Chair Zoë Charlton
Professor Emeritus/a N. Broude, M.D. Garrard, S. Lewis, M. Oxman, S. Pace, L. Penay
Professor D. Kimes
Associate Professor Emeritus/a M. Graham, M. Hirano, D. Kahn, C. Ravenal
Associate Professor K. Butler, J. Bellow, Z. Charlton, T. Doud, A. Holtin, H. Langa, C. Montes, A. Pearson, K. Resnick, L. Silva
Assistant Professor D. Mysliwiec, I. Sakellion
Professorial Lecturer J. Allen, C. Totten, N. Wowsugi
The Department of Art encompasses the creative activities of the fine arts (painting, sculpture, printmaking, and new media practices), the artistic applications of design, and the theoretical and historical concerns of art history. These complementary programs function together, so that the student gains not only depth of knowledge in a chosen specialty but also the breadth of experience that yields understanding of artistic traditions, values, cultural awareness, and contemporary issues. A faculty of exhibiting artists, practicing designers, published and respected historians, and strong studio programs focused on giving students facility with materials and familiarity with visual and theoretical concepts make the art department, in effect, an art school within a university.
The Art Department offers the Bachelor of Arts in Art History, Graphic Design, or Studio Art, all of which can also be taken as minors, a Bachelor of Fine Arts, a Master of Arts in Art History, and a Master of Fine Arts in Studio Art.
The study of art awakens the ability to undertake a serious exploration of visual form, opens the mind to the special meanings encoded in visual language, and develops the creative, expressive, and analytic abilities inherent in all people. In studio courses, students learn to see with acuity, to explore forms in nature or from the imagination, and to make images that are formally coherent and personally expressive. In art history courses, students are introduced to the art of civilizations past and present, learn how to interpret works of art critically and historically, and discover how art functions both to reflect and to shape social values. In graphic design courses, students develop an understanding of the dynamic power of visual imagery and learn to apply their knowledge of the formal elements of art to the production of effective graphic communication.
American University’s Katzen Arts Center provides students with a state of the art facility for the investigation and pursuit of both the visual and performing arts. The Art Department’s classrooms and studios are equipped for the instruction of drawing, painting, printmaking, sculpture, design, computer graphics, new media practices, and art history.
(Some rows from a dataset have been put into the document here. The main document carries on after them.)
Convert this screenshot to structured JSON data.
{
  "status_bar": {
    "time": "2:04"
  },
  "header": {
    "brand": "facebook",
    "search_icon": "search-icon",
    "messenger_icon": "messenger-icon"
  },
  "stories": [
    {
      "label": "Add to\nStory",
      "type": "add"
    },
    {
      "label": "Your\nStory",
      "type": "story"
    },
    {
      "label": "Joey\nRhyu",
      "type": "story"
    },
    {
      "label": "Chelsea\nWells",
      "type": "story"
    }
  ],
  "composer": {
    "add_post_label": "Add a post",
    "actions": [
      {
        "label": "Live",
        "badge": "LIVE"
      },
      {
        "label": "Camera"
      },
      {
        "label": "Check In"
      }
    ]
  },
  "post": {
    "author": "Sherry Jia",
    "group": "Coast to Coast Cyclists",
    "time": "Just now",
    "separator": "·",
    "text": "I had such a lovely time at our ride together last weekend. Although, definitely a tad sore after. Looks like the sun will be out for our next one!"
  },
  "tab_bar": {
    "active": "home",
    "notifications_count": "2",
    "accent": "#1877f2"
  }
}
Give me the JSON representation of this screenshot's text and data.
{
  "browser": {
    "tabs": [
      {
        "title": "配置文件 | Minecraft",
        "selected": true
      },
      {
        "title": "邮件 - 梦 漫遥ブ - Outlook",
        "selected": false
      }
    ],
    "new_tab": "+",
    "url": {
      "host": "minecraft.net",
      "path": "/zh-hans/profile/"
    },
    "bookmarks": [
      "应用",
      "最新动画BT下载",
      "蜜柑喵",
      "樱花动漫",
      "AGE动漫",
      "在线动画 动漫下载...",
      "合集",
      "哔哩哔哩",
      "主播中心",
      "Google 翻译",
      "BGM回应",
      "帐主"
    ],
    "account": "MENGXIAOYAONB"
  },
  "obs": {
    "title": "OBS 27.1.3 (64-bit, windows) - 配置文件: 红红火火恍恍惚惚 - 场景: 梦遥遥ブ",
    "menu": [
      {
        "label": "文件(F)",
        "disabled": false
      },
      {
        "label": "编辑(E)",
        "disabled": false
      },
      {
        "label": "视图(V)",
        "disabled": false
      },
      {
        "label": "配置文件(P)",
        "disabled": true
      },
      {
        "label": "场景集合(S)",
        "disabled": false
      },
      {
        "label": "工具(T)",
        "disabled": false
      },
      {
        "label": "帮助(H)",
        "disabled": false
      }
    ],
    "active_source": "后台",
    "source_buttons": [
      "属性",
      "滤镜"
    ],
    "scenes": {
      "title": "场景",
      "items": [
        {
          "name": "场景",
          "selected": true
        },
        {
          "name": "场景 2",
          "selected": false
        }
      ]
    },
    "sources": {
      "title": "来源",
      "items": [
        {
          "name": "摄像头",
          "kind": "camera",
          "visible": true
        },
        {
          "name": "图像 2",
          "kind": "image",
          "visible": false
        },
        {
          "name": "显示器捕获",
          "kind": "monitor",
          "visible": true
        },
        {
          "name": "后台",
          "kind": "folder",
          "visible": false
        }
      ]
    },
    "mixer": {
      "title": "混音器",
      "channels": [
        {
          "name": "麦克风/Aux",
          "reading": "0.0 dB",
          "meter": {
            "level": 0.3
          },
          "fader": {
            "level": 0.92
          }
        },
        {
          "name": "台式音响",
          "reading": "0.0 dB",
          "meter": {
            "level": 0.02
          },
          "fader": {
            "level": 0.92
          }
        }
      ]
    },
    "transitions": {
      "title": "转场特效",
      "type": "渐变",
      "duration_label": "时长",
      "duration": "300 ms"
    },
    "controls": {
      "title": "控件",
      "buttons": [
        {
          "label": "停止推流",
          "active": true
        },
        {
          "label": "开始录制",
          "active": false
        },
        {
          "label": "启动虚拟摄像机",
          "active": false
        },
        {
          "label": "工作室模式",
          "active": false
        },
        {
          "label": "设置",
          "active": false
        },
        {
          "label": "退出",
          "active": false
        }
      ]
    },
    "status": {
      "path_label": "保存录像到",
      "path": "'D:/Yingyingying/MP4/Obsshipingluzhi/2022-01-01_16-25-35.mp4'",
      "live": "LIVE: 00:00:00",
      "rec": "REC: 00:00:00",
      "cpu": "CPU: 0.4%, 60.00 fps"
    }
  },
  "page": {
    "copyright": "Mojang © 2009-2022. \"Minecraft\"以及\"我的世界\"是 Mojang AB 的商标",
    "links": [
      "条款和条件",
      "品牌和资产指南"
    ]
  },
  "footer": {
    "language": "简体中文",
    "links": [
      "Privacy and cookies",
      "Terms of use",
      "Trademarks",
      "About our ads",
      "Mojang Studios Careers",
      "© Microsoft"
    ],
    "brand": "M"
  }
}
As well as multiple performance stages and a full array of classroom and studio facilities, the Katzen Arts Center contains more than 30,000 square feet of gallery space and an impressive museum including the Watkins and Katzen collections, with works by Avery, Chagall, Dove, Klee, Kokoshka, Marin, Matisse, and Picasso, and a vital rotating schedule of exhibitions. The many world-class museums in Washington, DC also form an integral component of students’ experience at American University.
In addition to the full-time faculty, each year the studio program brings nationally and internationally distinguished visiting artists-in-residence to the department, including Olive Ayhens, Gregory Amenoff, Frances Barth, Michael Ray Charles, Susanna Coffey, Diana Cooper, Tara Donovan, Andrew Forge, Theaster Gates, Sam Gilliam, Judy Glantzman, Glenn Goldberg, Michelle Grabner, Joanne Greenbaum, Diana Guerrero-Macia, Hilary Harnischfeger, Julie Heffernan, Bill Jensen, Shirley Kaneda, Peter Krashes, Annette Lawrence, Sharon Louden, Tracy Miller, Catherine Murphy, Judy Pfaff, Howardina Pindell, Tracy Miller, Pat Steir, Stephan Westfall, and others.
An internationally-prominent art history faculty and strong curriculum give the art history major a solid grounding in art as a historical and humanistic discipline in an environment that provides continuing contact with art past and present. Because of the university’s location in one of the major art capitals of the world and its proximity to Washington’s great museums and art collections, all programs afford students the advantage of immediate experience with art masterpieces by diverse artists.
The design curriculum is highly structured and sequential to provide students with the theory and practice of graphic communications design applicable to many purposes, as well as the development of professional production methods. Courses cover publication and editorial design, corporate identity, packaging, illustration, poster design, multimedia, experience and interactive design, etc. Along with creative and technical skills, verbal and analytical abilities are developed through class critiques. Through internships with designers working in the field, students learn to balance the ideal creative solution with the reality of budget constraints, technical limitations, and deadlines.
An important objective of the department is to prepare students for careers in the art world, in academia, and in museums and other professional arts institutions. Given the sound theoretical and technical bases of our programs, graduates find that varied individual career opportunities await them. Depending on the specific discipline pursued, they have become professional painters and sculptors, teachers, critics, graphic designers, illustrators, and exhibition design specialists. Graduates also go on to PhD programs and careers in museum and gallery work, visual resources, and historic preservation.